Data entries
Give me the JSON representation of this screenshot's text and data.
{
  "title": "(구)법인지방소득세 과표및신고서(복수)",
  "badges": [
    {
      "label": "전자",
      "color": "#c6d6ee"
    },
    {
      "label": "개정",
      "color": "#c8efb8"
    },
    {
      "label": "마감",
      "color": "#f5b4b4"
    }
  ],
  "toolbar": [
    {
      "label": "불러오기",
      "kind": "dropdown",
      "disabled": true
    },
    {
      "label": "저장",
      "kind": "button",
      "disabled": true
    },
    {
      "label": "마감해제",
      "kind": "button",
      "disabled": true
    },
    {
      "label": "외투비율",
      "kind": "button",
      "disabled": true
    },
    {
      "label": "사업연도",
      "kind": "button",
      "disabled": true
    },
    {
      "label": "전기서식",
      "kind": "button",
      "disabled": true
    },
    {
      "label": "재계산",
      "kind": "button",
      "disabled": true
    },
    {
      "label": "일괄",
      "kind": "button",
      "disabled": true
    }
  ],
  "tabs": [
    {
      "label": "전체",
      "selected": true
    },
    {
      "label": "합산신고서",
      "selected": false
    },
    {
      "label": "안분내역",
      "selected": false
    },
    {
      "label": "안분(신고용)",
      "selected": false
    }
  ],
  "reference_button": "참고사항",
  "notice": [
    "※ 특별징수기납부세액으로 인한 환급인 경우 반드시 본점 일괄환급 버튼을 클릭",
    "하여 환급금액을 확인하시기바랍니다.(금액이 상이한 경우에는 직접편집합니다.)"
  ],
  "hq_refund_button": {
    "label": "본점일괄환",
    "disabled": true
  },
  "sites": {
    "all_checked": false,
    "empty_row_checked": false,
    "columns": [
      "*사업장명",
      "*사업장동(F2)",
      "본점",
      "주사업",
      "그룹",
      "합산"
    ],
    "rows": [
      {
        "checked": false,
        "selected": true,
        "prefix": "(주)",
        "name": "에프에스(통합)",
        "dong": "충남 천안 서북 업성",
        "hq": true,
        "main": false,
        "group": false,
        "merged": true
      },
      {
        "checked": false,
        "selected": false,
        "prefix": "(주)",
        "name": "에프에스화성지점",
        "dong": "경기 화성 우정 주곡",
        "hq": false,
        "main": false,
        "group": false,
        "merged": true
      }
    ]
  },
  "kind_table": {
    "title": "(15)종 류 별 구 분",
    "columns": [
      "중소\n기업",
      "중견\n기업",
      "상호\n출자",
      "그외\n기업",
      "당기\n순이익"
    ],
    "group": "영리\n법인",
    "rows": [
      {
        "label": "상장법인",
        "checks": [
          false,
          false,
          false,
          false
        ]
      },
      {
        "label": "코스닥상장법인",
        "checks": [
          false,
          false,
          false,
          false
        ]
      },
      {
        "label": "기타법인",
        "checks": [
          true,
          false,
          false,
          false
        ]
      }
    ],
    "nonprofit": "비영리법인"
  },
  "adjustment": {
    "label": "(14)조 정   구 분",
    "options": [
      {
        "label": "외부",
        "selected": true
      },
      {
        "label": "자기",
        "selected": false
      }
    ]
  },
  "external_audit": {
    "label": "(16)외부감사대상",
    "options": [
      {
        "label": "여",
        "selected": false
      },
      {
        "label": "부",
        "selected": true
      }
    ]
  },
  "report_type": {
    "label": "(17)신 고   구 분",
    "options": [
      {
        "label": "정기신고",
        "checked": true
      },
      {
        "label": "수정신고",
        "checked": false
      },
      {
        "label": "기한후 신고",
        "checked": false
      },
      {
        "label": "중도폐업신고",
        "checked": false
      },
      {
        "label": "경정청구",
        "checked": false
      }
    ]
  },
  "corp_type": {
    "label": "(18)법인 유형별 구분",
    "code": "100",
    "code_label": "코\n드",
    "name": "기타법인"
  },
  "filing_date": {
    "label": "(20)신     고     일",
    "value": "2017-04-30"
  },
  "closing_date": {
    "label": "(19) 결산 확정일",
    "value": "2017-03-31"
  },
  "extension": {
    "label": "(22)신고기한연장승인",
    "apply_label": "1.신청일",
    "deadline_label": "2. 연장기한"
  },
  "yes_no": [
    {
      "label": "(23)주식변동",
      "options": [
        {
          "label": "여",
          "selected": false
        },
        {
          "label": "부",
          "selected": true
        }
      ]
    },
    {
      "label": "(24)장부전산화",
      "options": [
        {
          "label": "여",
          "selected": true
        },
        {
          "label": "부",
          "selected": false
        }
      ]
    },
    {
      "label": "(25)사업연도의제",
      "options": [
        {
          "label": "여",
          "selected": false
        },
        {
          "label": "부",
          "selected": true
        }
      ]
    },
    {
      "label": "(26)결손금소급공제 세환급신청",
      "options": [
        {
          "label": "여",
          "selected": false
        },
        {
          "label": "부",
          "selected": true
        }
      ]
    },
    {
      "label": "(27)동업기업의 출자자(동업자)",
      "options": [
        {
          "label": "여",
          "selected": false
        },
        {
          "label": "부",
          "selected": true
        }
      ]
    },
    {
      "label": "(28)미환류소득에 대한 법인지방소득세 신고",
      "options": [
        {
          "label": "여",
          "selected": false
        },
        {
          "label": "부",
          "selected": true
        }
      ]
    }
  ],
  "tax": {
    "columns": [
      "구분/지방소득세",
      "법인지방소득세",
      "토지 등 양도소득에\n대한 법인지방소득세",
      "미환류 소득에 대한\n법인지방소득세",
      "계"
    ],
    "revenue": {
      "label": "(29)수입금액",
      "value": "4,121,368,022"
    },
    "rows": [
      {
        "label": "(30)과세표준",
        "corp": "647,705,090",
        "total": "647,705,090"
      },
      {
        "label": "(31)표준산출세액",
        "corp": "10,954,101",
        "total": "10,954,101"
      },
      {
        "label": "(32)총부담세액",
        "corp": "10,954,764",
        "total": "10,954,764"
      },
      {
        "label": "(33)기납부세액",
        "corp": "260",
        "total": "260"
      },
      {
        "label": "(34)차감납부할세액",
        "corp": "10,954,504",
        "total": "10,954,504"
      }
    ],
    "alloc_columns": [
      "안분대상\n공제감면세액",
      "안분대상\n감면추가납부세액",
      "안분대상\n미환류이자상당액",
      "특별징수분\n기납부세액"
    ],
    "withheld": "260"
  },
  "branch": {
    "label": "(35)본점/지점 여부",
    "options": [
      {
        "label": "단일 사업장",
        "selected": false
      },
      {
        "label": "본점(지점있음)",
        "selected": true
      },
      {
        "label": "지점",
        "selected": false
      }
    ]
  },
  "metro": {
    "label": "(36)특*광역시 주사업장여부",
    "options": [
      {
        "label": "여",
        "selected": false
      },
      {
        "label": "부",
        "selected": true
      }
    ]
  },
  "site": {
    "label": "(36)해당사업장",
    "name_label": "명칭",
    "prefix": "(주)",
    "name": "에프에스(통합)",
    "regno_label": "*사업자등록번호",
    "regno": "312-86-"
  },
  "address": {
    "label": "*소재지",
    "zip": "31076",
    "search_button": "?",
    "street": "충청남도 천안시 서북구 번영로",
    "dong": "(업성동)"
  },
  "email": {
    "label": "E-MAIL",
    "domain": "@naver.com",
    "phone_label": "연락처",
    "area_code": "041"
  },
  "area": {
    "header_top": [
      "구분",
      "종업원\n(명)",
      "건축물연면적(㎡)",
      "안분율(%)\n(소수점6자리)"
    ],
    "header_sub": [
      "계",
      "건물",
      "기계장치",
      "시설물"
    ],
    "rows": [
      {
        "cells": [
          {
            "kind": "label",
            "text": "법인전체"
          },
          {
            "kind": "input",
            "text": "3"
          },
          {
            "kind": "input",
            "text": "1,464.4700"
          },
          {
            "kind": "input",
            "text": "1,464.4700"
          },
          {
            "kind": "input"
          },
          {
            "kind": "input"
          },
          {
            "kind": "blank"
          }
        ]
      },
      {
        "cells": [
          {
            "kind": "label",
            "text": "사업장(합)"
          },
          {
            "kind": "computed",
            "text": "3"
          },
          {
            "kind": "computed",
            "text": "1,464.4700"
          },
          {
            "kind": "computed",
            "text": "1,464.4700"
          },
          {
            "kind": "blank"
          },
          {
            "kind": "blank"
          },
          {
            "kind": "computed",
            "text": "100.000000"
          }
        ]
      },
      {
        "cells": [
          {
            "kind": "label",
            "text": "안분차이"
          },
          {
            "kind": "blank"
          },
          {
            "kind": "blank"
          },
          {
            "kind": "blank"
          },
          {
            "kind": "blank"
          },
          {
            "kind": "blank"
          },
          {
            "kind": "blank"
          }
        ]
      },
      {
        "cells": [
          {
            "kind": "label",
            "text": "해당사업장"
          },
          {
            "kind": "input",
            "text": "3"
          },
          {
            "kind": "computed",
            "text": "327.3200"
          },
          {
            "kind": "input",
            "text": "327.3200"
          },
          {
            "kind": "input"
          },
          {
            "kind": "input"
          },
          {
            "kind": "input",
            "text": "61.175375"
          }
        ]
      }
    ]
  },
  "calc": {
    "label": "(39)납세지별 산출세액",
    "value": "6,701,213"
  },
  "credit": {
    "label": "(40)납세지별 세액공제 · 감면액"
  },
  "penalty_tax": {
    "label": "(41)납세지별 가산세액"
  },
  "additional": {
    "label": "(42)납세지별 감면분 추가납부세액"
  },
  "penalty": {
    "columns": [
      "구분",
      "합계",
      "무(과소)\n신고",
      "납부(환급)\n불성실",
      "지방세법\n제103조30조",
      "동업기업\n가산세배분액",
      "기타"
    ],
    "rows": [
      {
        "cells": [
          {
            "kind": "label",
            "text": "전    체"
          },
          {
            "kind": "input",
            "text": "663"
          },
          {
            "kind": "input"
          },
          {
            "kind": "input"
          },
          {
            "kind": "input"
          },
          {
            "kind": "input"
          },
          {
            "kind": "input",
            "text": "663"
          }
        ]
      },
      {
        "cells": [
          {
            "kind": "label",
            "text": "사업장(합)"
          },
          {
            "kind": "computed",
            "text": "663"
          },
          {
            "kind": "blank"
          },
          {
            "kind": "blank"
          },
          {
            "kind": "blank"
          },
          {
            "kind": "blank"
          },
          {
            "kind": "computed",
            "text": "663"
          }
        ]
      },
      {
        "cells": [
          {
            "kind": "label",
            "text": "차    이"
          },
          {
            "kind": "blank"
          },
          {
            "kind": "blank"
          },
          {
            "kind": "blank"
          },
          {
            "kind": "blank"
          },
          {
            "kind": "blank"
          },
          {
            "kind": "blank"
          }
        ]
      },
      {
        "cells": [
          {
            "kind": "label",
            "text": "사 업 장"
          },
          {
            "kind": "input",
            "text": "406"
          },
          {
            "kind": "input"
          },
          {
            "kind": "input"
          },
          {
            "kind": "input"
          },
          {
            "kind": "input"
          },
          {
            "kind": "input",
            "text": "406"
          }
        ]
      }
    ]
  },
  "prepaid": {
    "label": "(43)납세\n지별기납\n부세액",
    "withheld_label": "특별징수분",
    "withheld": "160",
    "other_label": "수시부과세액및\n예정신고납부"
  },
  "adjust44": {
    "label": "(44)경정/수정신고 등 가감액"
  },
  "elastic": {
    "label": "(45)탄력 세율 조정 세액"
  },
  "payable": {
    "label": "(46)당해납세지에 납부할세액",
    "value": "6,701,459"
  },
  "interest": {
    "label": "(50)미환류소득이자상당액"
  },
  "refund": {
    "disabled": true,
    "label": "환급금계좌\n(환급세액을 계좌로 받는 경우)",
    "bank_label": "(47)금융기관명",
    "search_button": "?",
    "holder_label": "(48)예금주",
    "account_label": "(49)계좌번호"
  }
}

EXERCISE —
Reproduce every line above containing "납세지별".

RESULT OF THE EXERCISE —
    "label": "(39)납세지별 산출세액",
    "label": "(40)납세지별 세액공제 · 감면액"
    "label": "(41)납세지별 가산세액"
    "label": "(42)납세지별 감면분 추가납부세액"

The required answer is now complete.